"Eyeball Kid" - Tom Waits (mp3)

Hydras: "I'm sticking with you. Cause I'm made out of glue."

The testes release free swimming gametes into the water and these can fertilise the egg in the ovary of another individual. The fertilized eggs secrete a tough outer coating and, as the adult dies, these resting eggs fall to the bottom of the lake or pond to await better conditions, whereupon they hatch into miniature adults. Hydras are hermaphrodites and may produce both testes and an ovary at the same time.

Copepods, which jellies love to eat, are sometimes terrifying parasites.

When feeding, hydras extend their body to maximum length and then slowly extend their tentacles.

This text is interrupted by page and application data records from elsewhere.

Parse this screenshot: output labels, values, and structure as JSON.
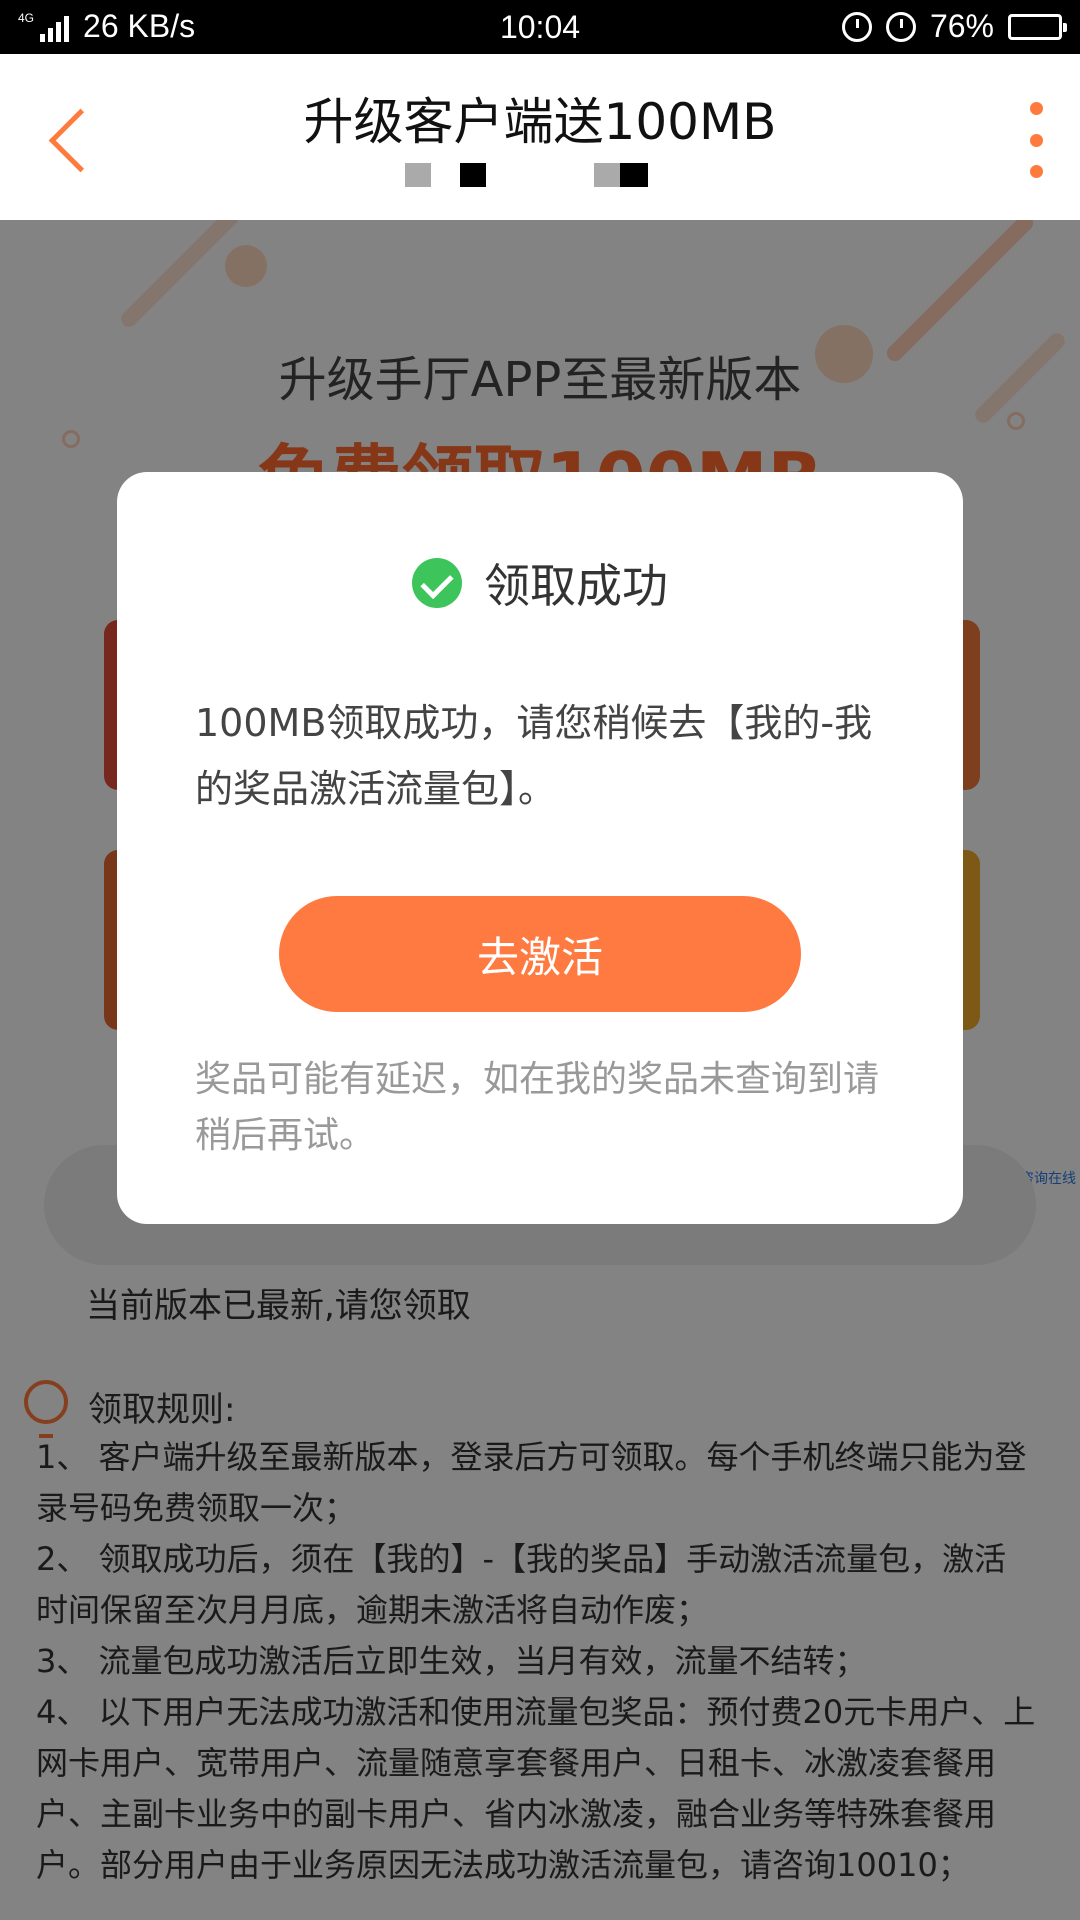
{
  "status_bar": {
    "network": "4G",
    "network2": "4G",
    "speed": "26 KB/s",
    "time": "10:04",
    "battery": "76%"
  },
  "header": {
    "title": "升级客户端送100MB"
  },
  "page": {
    "hero_line1": "升级手厅APP至最新版本",
    "hero_line2": "免费领取100MB",
    "version_status": "当前版本已最新,请您领取",
    "side_link": "咨询在线",
    "rules_title": "领取规则:",
    "rules": [
      "1、 客户端升级至最新版本，登录后方可领取。每个手机终端只能为登",
      "录号码免费领取一次；",
      "2、 领取成功后，须在【我的】-【我的奖品】手动激活流量包，激活",
      "时间保留至次月月底，逾期未激活将自动作废；",
      "3、 流量包成功激活后立即生效，当月有效，流量不结转；",
      "4、 以下用户无法成功激活和使用流量包奖品：预付费20元卡用户、上",
      "网卡用户、宽带用户、流量随意享套餐用户、日租卡、冰激凌套餐用",
      "户、主副卡业务中的副卡用户、省内冰激凌，融合业务等特殊套餐用",
      "户。部分用户由于业务原因无法成功激活流量包，请咨询10010；"
    ]
  },
  "dialog": {
    "title": "领取成功",
    "message": "100MB领取成功，请您稍候去【我的-我的奖品激活流量包】。",
    "button": "去激活",
    "note": "奖品可能有延迟，如在我的奖品未查询到请 稍后再试。"
  },
  "colors": {
    "accent": "#ff7a40",
    "success": "#3dc45a",
    "overlay": "rgba(0,0,0,0.48)"
  },
  "icons": [
    "back-arrow-icon",
    "more-vertical-icon",
    "check-circle-icon",
    "lightbulb-icon",
    "alarm-icon",
    "lock-rotation-icon",
    "battery-icon",
    "signal-icon"
  ]
}
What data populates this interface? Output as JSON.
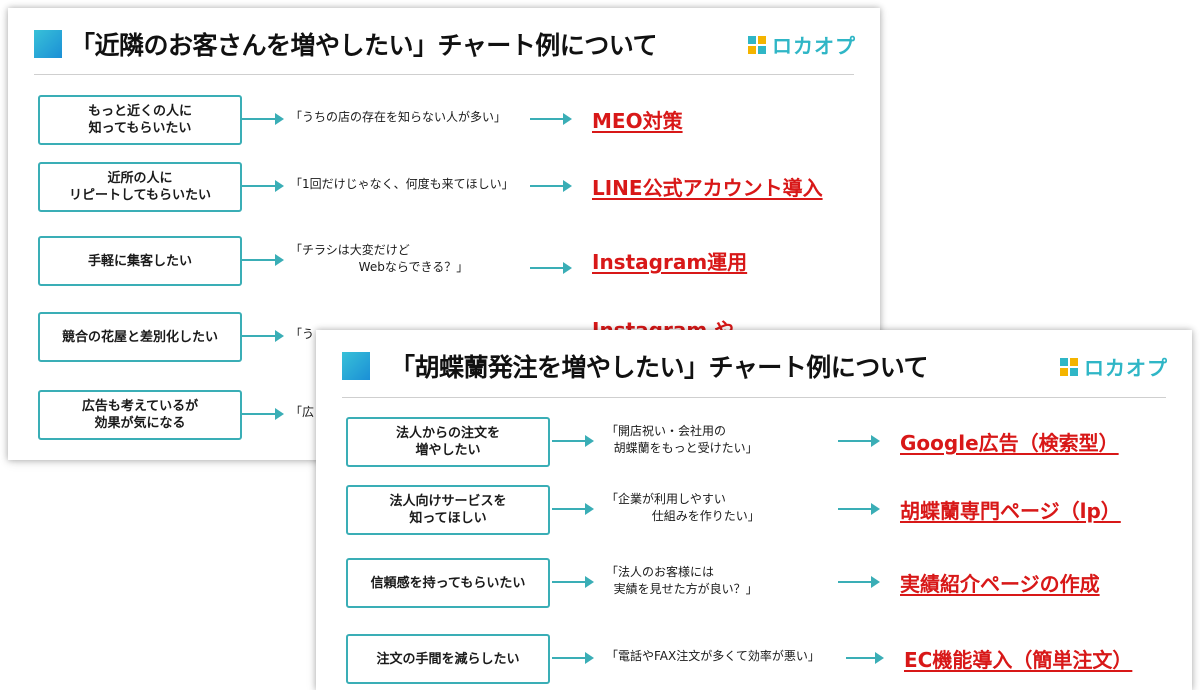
{
  "slide1": {
    "title": "「近隣のお客さんを増やしたい」チャート例について",
    "logo_text": "ロカオプ",
    "rows": [
      {
        "need": "もっと近くの人に\n知ってもらいたい",
        "voice": "「うちの店の存在を知らない人が多い」",
        "solution": "MEO対策"
      },
      {
        "need": "近所の人に\nリピートしてもらいたい",
        "voice": "「1回だけじゃなく、何度も来てほしい」",
        "solution": "LINE公式アカウント導入"
      },
      {
        "need": "手軽に集客したい",
        "voice": "「チラシは大変だけど\n                  Webならできる？」",
        "solution": "Instagram運用"
      },
      {
        "need": "競合の花屋と差別化したい",
        "voice": "「う",
        "solution": "Instagram や"
      },
      {
        "need": "広告も考えているが\n効果が気になる",
        "voice": "「広",
        "solution": ""
      }
    ]
  },
  "slide2": {
    "title": "「胡蝶蘭発注を増やしたい」チャート例について",
    "logo_text": "ロカオプ",
    "rows": [
      {
        "need": "法人からの注文を\n増やしたい",
        "voice": "「開店祝い・会社用の\n  胡蝶蘭をもっと受けたい」",
        "solution": "Google広告（検索型）"
      },
      {
        "need": "法人向けサービスを\n知ってほしい",
        "voice": "「企業が利用しやすい\n            仕組みを作りたい」",
        "solution": "胡蝶蘭専門ページ（lp）"
      },
      {
        "need": "信頼感を持ってもらいたい",
        "voice": "「法人のお客様には\n  実績を見せた方が良い？」",
        "solution": "実績紹介ページの作成"
      },
      {
        "need": "注文の手間を減らしたい",
        "voice": "「電話やFAX注文が多くて効率が悪い」",
        "solution": "EC機能導入（簡単注文）"
      }
    ]
  }
}
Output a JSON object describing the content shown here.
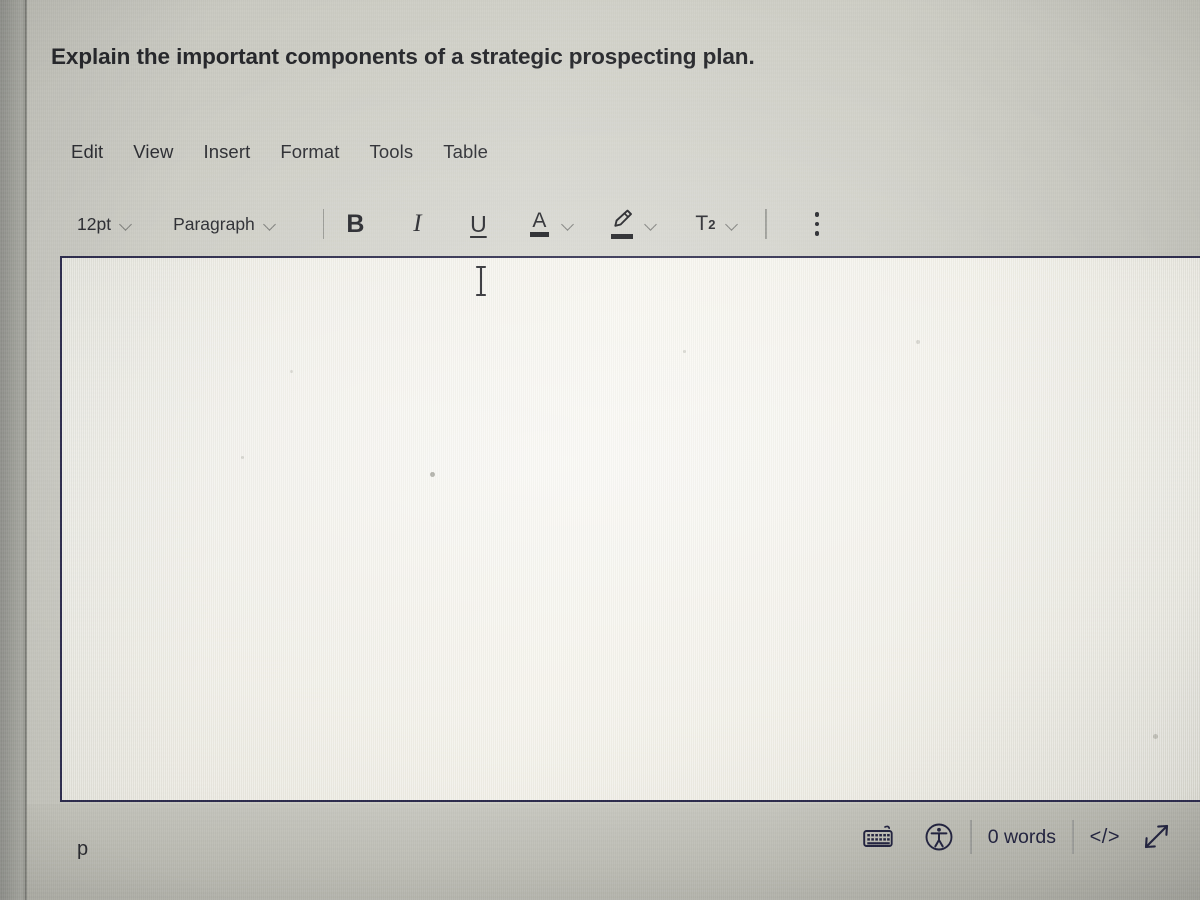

Despite their simple construction, the tentacles of hydras are extraordinarily extensible and can be four to five times the length of the body. Once fully extended, the tentacles are slowly manoeuvred around waiting for contact with a suitable prey animal. Upon contact, nematocysts on the tentacle fire into the prey and the tentacle itself coils around the prey. Within 30 seconds most of the remaining tentacles will have already joined in the attack to subdue the struggling prey.

A parasitic copepod. Sweet dreams!

Within two minutes, the tentacles will have surrounded the prey and moved it into the opened mouth aperture. Within ten minutes, the prey will have been enclosed within the body cavity and digestion will have started. The hydra is able to stretch its body wall considerably in order to digest prey more than twice its size. After two or three days, the indigestible remains of the prey will be discharged by contractions through the mouth aperture. The feeding behaviour of the hydra demonstrates the sophistication of what appears to be a simple nervous system.

Bloop! Itsa Me, Super Mario Jelly

Hydras eat Cyclops and Daphnia.


"The Water (live on KCRW)" - Feist (mp3)

After fertilization and initial growth, a larval form, called the planula, develops from the egg. The planula is a small larva covered with cilia. It settles onto a firm surface and develops into a polyp. The polyp is cup-shaped with tentacles surrounding a single orifice, resembling a tiny sea anemone. After an interval of growth, the polyp begins reproducing asexually by budding and is called a segmenting polyp, or a scyphistome. New scyphistomae may be produced by budding or new, immature jellies called ephyra may be formed. Many jellyfish species are capable of producing new medusae by budding directly from the medusan stage.


Portugeuse Man O'Wars are so scary it's funny.


used new age sea condom

Sea Wasps are different from jellyfish. They're cubeoid.

The 400 Year Old Mollusk

The oldest single living organisms are bristlecone Pines.

Molly Lambert is the senior science columnist at This Recording.


Whither The Hexapus?

Slutty Females Of The Animal Kingdom

Bonecrushing Wolves